The paantu of Miyakojima, Okinawa, are covered with mud taken from a sacred spring, which they in turn smear on residents and the walls of houses in the settlement. This is said to chase away misfortune and bring good luck. The mendon carry branches to hit others with and dispel evil spirits. The boze carry similar sticks tipped with red mud, said to drive off demons and make women fertile.

The mendon of Iwo Jima. (Courtesy Haga Library)
The mendon of Iwo Jima. (Courtesy Haga Library)

As they travel from house to house, the mayunganashi of Ishigakijima, Okinawa, chant about agricultural methods and offer blessings.

The mayunganashi of Ishigakijima, Okinawa. (Courtesy Haga Library)
The mayunganashi of Ishigakijima, Okinawa. (Courtesy Haga Library)

While there are many kinds of raihōshin, they all share knowledge and the strength to live within communities, while dispelling bad luck. It was believed that they allowed people to continue to lead healthy and fulfilling lives.
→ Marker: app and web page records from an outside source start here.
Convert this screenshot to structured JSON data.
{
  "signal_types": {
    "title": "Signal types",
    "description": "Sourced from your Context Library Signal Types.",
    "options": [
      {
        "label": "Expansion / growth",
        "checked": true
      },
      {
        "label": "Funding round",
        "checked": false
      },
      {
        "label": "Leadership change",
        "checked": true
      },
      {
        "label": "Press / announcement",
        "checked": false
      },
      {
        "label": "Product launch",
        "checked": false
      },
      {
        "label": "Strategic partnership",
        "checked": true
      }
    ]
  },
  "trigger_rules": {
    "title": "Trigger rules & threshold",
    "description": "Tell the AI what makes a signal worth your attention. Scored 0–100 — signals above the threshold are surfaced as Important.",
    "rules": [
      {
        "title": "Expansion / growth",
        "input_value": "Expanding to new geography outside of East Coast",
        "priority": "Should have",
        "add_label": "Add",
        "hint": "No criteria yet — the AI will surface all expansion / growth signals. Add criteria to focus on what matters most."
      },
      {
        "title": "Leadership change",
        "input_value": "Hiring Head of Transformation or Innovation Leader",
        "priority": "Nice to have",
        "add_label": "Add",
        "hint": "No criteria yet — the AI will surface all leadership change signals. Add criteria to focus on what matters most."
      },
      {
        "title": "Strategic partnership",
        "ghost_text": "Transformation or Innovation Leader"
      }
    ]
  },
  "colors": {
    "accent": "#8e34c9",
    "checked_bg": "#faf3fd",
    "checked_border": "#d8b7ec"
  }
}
Voyaging from the Spirit World

The raihōshin are like other Japanese spirits that travel to the human world during festival periods before returning again to the spirit world. However, ancestors greeted by mukaebi (welcoming fires) at Obon and the toshigami or New Year gods met with the kadomatsu (gateway pines) set out by households are invited spirits that have no form. By contrast, the raihōshin are seen as choosing to visit themselves, and they have a clear physical presence.
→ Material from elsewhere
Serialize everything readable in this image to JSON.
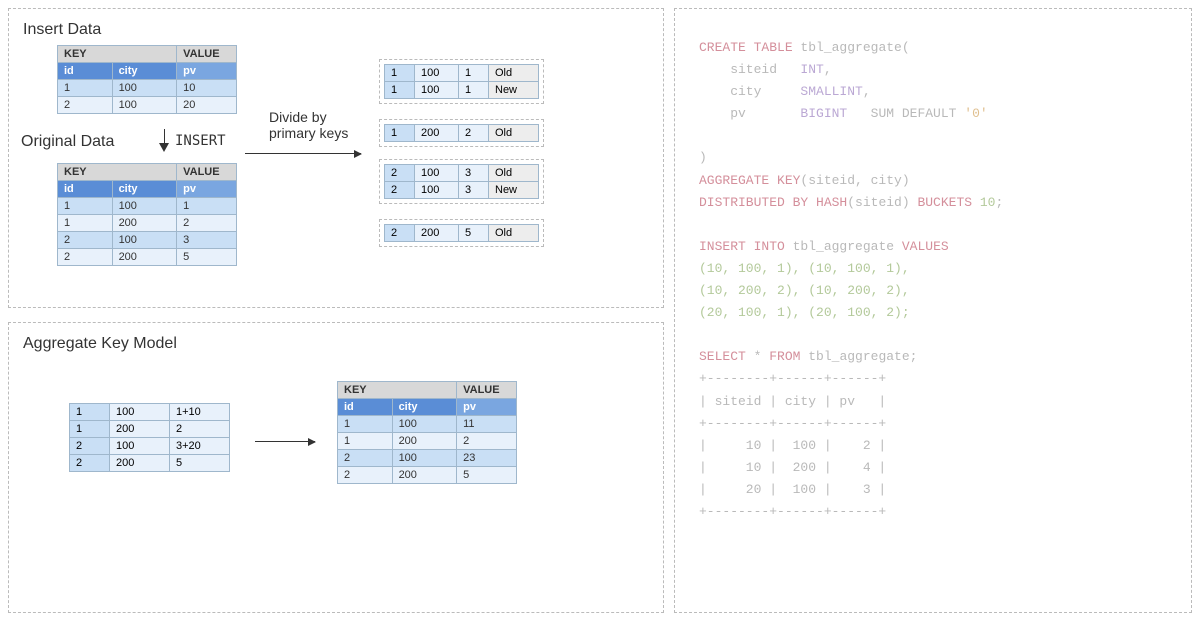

Their costumes represent the Japanese image of gods. Bamboo hats and mino raincoats are the typical garb of travelers on long journeys, while the masks of oni or other creatures highlight their separate existence from humans. Ancient Japanese texts like the Man’yōshū poetry collection called the spirit world the Tokoyo. It was imagined as being beyond the sea, in the mountains, in the middle of the forest, or even in the sky.

The folklorist Orikuchi Shinobu (1887–1953) dubbed the divine visitors marebito and developed a cultural theory that their chants later developed into literature and their movements into performing arts.

Yet, we must not forget that this is not a solely Japanese phenomenon. To give just a few examples, there are the Krampus, which visits Germany and Austria on December 5; the kläuse tradition on New Year’s Eve in the Swiss village of Urnäsch; and the manghao of the Guangxi Zhuang Autonomous Region in southern China, which appear at Chinese New Year.

The Raihōshin (Ritual Visits of Deities) Inscribed on the UNESCO Representative List of Intangible Cultural Heritage of Humanity

Toshidon (Satsumasendai, Kagoshima Prefecture) New Year’s Eve Masks, mino (straw raincoats), palm leaves
Suneka (Ōfunato, Iwate Prefecture) Evening of January 15 Oni (ogre) or horse masks; mino, furs, or rice sacks
Namahage (Oga, Akita Prefecture) New Year’s Eve (Formerly January 15) Oni masks, mino
Amahage (Yuza, Yamagata Prefecture) New Year’s Eve Oni masks, mino
Mizukaburi (Tome, Miyagi Prefecture) February, the first Day of the Horse of the traditional calendar. Faces smeared with ink, shimenawa (sacred ropes) around shoulders, mino
Amamehagi (Wajima and Noto, Ishikawa Prefecture) Evening during Shōgatsu (early January) and Setsubun Tengu (long-nosed goblin), pug-nosed, or other masks; mino
Kasedori (Saga, Saga Prefecture) Evening of New Year’s Day of the traditional calendar. Bamboo hats, tenugui (cotton hand towels) around faces, mino.
Mendon (Mishima, Kagoshima Prefecture) The first to the second day of the eighth month of the traditional calendar Basket masks, mino.
Boze (Akusekijima, Kagoshima Prefecture) The sixteenth day of the seventh month of the traditional calendar (the last day of Obon). Faces smeared with red clay or ink, palm leaves wrapped around bodies.
Paantu (Miyakojima, Okinawa) Early in the ninth month or on the final Day of the Ox in the twelfth month of the traditional calendar. Masks and vines around the body smeared with mud.

Chart created by Ogawa Naoyuki.

(Originally published in Japanese on December 28, 2018. Banner photo: The amamehagi of Noto. Courtesy Haga Library.)

World Heritage UNESCO folklore Namahage